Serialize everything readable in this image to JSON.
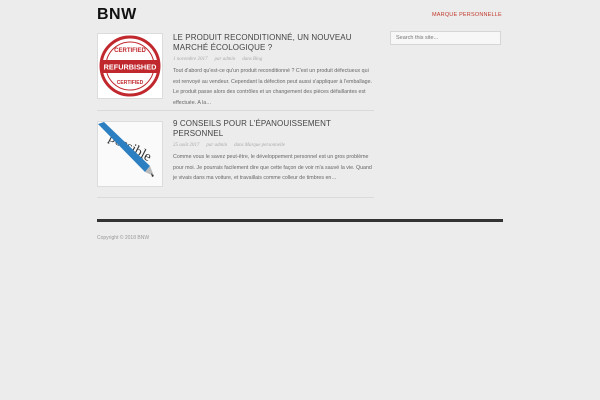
{
  "site": {
    "title": "BNW"
  },
  "nav": {
    "link": "Marque personnelle"
  },
  "search": {
    "placeholder": "Search this site..."
  },
  "posts": [
    {
      "title": "Le produit reconditionné, un nouveau marché écologique ?",
      "date": "1 novembre 2017",
      "author": "par admin",
      "category": "dans Blog",
      "excerpt": "Tout d'abord qu'est-ce qu'un produit reconditionné ? C'est un produit défectueux qui est renvoyé au vendeur. Cependant la défection peut aussi s'appliquer à l'emballage. Le produit passe alors des contrôles et un changement des pièces défaillantes est effectuée. A la…",
      "image": {
        "icon": "refurbished-stamp-icon",
        "text_top": "CERTIFIED",
        "text_middle": "REFURBISHED",
        "text_bottom": "CERTIFIED"
      }
    },
    {
      "title": "9 conseils pour l'épanouissement personnel",
      "date": "25 août 2017",
      "author": "par admin",
      "category": "dans Marque personnelle",
      "excerpt": "Comme vous le savez peut-être, le développement personnel est un gros problème pour moi. Je pourrais facilement dire que cette façon de voir m'a sauvé la vie. Quand je vivais dans ma voiture, et travaillais comme colleur de timbres en…",
      "image": {
        "icon": "pen-writing-icon",
        "text": "possible"
      }
    }
  ],
  "footer": {
    "copyright": "Copyright © 2018 BNW"
  },
  "colors": {
    "accent": "#c0392b",
    "background": "#ececec",
    "stamp": "#c0282d"
  }
}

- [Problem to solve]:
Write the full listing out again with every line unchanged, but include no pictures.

- [Task output]:
Serialize everything readable in this image to JSON.
{
  "site": {
    "title": "BNW"
  },
  "nav": {
    "link": "Marque personnelle"
  },
  "search": {
    "placeholder": "Search this site..."
  },
  "posts": [
    {
      "title": "Le produit reconditionné, un nouveau marché écologique ?",
      "date": "1 novembre 2017",
      "author": "par admin",
      "category": "dans Blog",
      "excerpt": "Tout d'abord qu'est-ce qu'un produit reconditionné ? C'est un produit défectueux qui est renvoyé au vendeur. Cependant la défection peut aussi s'appliquer à l'emballage. Le produit passe alors des contrôles et un changement des pièces défaillantes est effectuée. A la…",
      "image": {
        "icon": "refurbished-stamp-icon",
        "text_top": "CERTIFIED",
        "text_middle": "REFURBISHED",
        "text_bottom": "CERTIFIED"
      }
    },
    {
      "title": "9 conseils pour l'épanouissement personnel",
      "date": "25 août 2017",
      "author": "par admin",
      "category": "dans Marque personnelle",
      "excerpt": "Comme vous le savez peut-être, le développement personnel est un gros problème pour moi. Je pourrais facilement dire que cette façon de voir m'a sauvé la vie. Quand je vivais dans ma voiture, et travaillais comme colleur de timbres en…",
      "image": {
        "icon": "pen-writing-icon",
        "text": "possible"
      }
    }
  ],
  "footer": {
    "copyright": "Copyright © 2018 BNW"
  },
  "colors": {
    "accent": "#c0392b",
    "background": "#ececec",
    "stamp": "#c0282d"
  }
}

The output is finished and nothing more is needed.